** Opening DATA block **

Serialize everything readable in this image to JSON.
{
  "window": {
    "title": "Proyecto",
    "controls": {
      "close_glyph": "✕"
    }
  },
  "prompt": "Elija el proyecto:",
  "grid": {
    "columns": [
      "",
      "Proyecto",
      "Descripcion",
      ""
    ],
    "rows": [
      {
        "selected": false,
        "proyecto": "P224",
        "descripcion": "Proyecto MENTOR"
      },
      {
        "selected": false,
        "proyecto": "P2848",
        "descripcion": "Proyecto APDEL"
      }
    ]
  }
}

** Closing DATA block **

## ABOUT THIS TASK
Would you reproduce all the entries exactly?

## RESULT FOR THIS TASK
Serialize everything readable in this image to JSON.
{
  "window": {
    "title": "Proyecto",
    "controls": {
      "close_glyph": "✕"
    }
  },
  "prompt": "Elija el proyecto:",
  "grid": {
    "columns": [
      "",
      "Proyecto",
      "Descripcion",
      ""
    ],
    "rows": [
      {
        "selected": false,
        "proyecto": "P224",
        "descripcion": "Proyecto MENTOR"
      },
      {
        "selected": false,
        "proyecto": "P2848",
        "descripcion": "Proyecto APDEL"
      }
    ]
  }
}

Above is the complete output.